═════ ENTRIES PROVIDED ═════

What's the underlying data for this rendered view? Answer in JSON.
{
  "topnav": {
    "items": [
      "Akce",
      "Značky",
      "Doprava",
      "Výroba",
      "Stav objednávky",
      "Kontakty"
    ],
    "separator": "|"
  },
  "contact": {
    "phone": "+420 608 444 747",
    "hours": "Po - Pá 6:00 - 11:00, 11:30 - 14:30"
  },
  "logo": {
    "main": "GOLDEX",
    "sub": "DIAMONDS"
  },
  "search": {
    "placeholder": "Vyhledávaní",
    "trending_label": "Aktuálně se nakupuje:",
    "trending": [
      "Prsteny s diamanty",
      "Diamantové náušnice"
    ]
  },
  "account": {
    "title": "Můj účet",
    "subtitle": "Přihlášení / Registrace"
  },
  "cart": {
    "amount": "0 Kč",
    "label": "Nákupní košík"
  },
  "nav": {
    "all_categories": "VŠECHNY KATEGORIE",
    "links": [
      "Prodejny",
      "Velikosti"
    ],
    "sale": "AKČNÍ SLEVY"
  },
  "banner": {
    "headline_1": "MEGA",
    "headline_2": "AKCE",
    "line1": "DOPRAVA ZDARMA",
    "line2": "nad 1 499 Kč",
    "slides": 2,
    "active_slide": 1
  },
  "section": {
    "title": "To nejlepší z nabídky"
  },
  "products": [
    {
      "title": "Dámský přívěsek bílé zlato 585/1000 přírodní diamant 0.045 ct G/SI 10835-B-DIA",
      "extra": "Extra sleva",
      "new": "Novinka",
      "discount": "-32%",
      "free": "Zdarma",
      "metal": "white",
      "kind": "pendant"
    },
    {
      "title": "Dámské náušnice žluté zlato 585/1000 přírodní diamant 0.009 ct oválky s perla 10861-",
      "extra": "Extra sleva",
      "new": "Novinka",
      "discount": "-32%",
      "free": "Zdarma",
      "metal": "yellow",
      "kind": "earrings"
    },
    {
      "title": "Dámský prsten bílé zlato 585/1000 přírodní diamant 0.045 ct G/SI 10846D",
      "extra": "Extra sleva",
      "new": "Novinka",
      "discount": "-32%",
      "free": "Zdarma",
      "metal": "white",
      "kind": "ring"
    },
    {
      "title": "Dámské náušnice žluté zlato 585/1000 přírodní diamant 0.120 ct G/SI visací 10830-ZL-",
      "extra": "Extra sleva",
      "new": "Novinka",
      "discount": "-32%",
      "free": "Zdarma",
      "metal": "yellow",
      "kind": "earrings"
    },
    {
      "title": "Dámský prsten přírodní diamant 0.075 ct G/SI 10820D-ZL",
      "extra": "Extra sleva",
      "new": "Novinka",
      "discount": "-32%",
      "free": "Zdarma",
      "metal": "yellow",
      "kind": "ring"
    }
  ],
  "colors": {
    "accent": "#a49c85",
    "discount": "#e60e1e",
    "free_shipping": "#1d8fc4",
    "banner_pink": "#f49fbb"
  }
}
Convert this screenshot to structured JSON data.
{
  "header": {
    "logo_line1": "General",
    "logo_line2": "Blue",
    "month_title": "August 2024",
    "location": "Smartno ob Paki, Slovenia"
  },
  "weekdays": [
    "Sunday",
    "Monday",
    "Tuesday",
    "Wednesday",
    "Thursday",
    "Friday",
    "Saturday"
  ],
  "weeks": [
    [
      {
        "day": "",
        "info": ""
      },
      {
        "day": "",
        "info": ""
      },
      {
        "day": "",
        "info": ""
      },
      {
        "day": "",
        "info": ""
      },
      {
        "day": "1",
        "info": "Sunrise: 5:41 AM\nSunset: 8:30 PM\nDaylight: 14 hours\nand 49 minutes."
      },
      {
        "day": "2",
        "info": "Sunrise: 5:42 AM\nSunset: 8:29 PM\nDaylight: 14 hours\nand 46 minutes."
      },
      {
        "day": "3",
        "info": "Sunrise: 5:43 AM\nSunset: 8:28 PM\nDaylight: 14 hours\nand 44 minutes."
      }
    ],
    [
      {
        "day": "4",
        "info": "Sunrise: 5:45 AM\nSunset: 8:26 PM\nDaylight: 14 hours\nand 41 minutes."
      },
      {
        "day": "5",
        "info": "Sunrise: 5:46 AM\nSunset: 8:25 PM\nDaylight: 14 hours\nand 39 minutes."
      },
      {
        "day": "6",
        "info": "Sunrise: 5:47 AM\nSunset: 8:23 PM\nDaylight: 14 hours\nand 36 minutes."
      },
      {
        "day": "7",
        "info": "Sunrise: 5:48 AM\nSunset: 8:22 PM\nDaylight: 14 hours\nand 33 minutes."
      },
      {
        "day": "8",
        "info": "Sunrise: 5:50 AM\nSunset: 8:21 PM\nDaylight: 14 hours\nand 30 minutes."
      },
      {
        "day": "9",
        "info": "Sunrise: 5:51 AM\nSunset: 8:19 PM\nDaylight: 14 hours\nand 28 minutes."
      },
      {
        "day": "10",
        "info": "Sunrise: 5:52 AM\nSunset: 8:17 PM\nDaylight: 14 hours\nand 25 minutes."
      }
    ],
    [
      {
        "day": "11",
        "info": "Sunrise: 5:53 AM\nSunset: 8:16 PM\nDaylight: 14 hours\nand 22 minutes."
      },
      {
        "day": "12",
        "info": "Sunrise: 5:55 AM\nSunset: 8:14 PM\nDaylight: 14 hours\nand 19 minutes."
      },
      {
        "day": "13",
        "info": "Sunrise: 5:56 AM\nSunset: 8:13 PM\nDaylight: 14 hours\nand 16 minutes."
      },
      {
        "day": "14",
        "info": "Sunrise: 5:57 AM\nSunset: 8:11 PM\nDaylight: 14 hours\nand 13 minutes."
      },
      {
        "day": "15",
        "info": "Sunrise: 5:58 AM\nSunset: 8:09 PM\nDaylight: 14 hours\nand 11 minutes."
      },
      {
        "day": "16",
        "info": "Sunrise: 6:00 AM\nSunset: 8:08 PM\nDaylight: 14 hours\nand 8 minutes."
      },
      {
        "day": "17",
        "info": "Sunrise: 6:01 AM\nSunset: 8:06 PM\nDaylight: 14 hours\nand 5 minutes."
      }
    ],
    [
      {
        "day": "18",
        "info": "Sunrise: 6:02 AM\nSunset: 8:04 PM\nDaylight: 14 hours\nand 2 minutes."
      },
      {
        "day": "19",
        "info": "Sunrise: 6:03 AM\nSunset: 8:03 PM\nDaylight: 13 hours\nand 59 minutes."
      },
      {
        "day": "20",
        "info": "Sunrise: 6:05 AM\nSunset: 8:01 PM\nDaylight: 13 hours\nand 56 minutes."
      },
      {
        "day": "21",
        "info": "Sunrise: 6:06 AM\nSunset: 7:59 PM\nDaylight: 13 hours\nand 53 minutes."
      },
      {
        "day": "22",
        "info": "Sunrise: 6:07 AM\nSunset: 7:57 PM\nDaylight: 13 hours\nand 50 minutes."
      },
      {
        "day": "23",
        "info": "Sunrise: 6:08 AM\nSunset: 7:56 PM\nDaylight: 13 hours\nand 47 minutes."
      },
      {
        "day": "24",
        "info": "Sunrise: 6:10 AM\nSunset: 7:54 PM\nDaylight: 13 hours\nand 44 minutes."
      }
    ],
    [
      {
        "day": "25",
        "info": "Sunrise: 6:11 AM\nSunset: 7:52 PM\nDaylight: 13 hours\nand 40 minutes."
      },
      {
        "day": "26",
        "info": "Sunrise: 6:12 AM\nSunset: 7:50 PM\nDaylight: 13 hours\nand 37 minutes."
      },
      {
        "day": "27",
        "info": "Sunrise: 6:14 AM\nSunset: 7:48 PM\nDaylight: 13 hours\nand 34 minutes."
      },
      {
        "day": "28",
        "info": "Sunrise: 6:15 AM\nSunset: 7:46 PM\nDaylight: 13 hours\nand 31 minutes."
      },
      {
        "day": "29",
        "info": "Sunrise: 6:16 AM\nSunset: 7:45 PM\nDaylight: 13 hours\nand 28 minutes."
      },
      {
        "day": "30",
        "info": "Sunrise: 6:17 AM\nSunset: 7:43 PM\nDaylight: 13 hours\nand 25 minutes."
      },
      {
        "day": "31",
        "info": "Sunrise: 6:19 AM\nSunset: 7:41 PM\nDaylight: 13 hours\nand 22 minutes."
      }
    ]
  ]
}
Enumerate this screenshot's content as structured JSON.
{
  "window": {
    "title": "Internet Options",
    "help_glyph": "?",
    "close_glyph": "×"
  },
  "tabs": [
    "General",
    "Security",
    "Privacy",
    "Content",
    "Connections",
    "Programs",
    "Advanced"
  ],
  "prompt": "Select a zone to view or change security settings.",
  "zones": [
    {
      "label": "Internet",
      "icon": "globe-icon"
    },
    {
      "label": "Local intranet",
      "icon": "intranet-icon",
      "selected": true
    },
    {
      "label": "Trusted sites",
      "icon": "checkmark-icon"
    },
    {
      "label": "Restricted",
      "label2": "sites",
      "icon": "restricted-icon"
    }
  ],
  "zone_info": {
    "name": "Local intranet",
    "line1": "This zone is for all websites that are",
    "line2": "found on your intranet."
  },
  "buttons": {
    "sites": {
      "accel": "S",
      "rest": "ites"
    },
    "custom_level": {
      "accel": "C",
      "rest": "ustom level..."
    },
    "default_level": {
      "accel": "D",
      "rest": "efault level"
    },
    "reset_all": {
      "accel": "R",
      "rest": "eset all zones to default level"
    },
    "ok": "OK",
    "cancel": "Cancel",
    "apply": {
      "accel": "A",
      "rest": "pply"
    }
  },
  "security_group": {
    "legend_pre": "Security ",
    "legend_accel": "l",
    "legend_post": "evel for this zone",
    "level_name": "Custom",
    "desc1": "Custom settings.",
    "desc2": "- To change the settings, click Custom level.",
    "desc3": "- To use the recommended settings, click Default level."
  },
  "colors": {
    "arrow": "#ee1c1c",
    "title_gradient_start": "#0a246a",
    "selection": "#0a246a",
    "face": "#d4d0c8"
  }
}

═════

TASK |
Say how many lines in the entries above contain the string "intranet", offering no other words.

FINISHED EXERCISE |
4